Serpents in the Bible Serpents in ancient mythology We ask you, humbly: don't scroll away. Hi reader, it seems you use Wikipedia a lot; that's great! Medieval Woodcuts Clipart Collection Here is a collection of medieval clipart culled from various period sources, most notably woodcuts of the 15th & 16th centuries. These pictures are all in .JPG format. In many cases the sizes of the pictures are rather large; this has been done to keep image quality at a maximum. Those who wish to reduce or alter these images for their own use are welcome to do so. They can be made into wonderful transparent .GIF's, as can be seen below. Non-commercial use of these images is encouraged.

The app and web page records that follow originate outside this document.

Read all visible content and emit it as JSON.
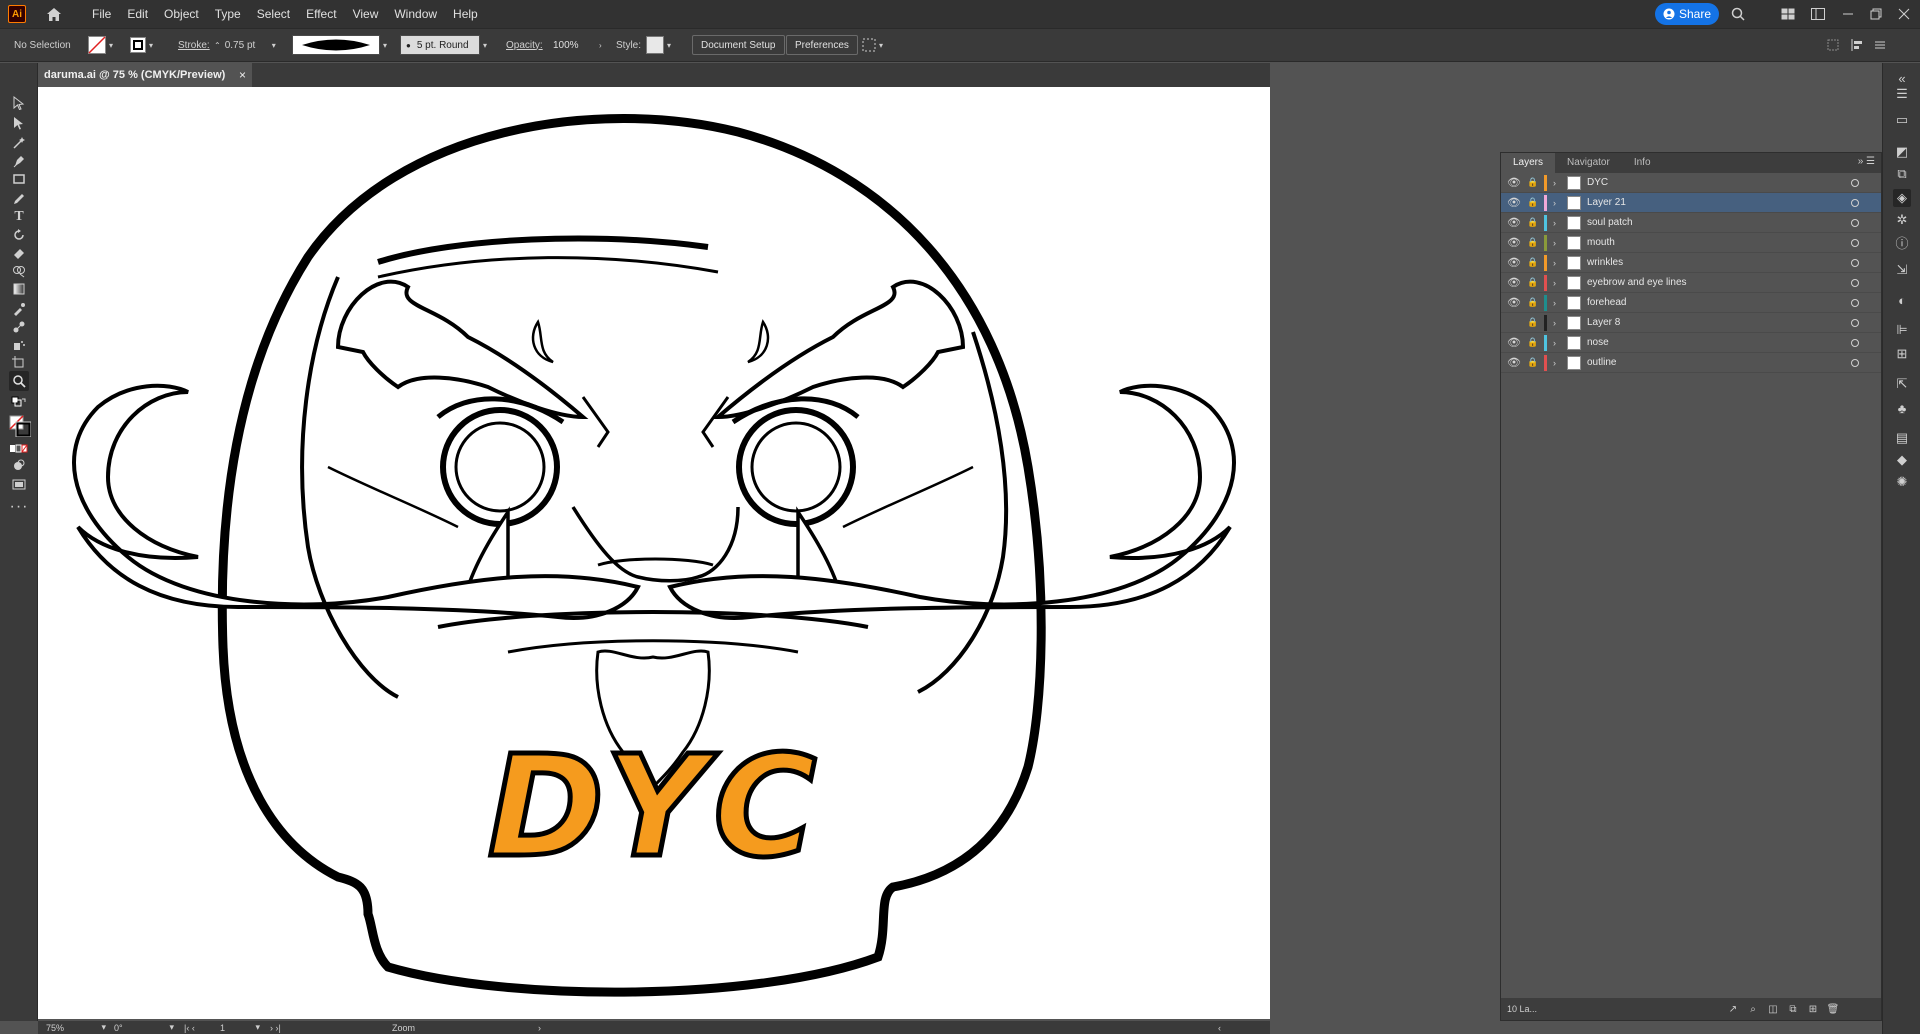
{
  "menubar": {
    "app_logo": "Ai",
    "items": [
      "File",
      "Edit",
      "Object",
      "Type",
      "Select",
      "Effect",
      "View",
      "Window",
      "Help"
    ],
    "share_label": "Share"
  },
  "controlbar": {
    "selection": "No Selection",
    "stroke_label": "Stroke:",
    "stroke_value": "0.75 pt",
    "brush_value": "5 pt. Round",
    "opacity_label": "Opacity:",
    "opacity_value": "100%",
    "style_label": "Style:",
    "document_setup": "Document Setup",
    "preferences": "Preferences"
  },
  "tab": {
    "title": "daruma.ai @ 75 % (CMYK/Preview)",
    "close": "×"
  },
  "statusbar": {
    "zoom": "75%",
    "rotation": "0°",
    "artboard": "1",
    "tool_name": "Zoom"
  },
  "layers_panel": {
    "tabs": [
      "Layers",
      "Navigator",
      "Info"
    ],
    "layers": [
      {
        "name": "DYC",
        "color": "#f29a2a",
        "visible": true,
        "selected": false
      },
      {
        "name": "Layer 21",
        "color": "#f0a8d8",
        "visible": true,
        "selected": true
      },
      {
        "name": "soul patch",
        "color": "#4fc3e0",
        "visible": true,
        "selected": false
      },
      {
        "name": "mouth",
        "color": "#8a9a3a",
        "visible": true,
        "selected": false
      },
      {
        "name": "wrinkles",
        "color": "#f29a2a",
        "visible": true,
        "selected": false
      },
      {
        "name": "eyebrow and eye lines",
        "color": "#e05050",
        "visible": true,
        "selected": false
      },
      {
        "name": "forehead",
        "color": "#1e8e8e",
        "visible": true,
        "selected": false
      },
      {
        "name": "Layer 8",
        "color": "#222222",
        "visible": false,
        "selected": false
      },
      {
        "name": "nose",
        "color": "#4fc3e0",
        "visible": true,
        "selected": false
      },
      {
        "name": "outline",
        "color": "#e05050",
        "visible": true,
        "selected": false
      }
    ],
    "footer_count": "10 La..."
  },
  "artwork": {
    "logo_text": "DYC",
    "logo_color": "#f59b1e"
  }
}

Grimoires of Old Magic The following is slightly amended version of Appendix III of my book The Inner Light: Self-Realization via the Western Esoteric Tradition (Axis Mundi Books, 2014). The word 'grimoire' is Old French for 'grammar', and is a general term for 'books of magic', many of which were originally scribed in Latin (and often safeguarded by the clergy within the cloisters of old). While modern self-help books, many of which are concerned with the art of manifestation (essentially, how to realize your desires) are believed to derive from the New Thought teachings of the 19th century, the philosophy and practice of which is ultimately tracing back to such varied characters as Phineas Quimby, Ralph Waldo Emerson, and even to Franz Mesmer and his acolytes, what is less recognized is the influence of the 'old magic' grimoires, sometimes referred to as the 'books of the sorcerers'.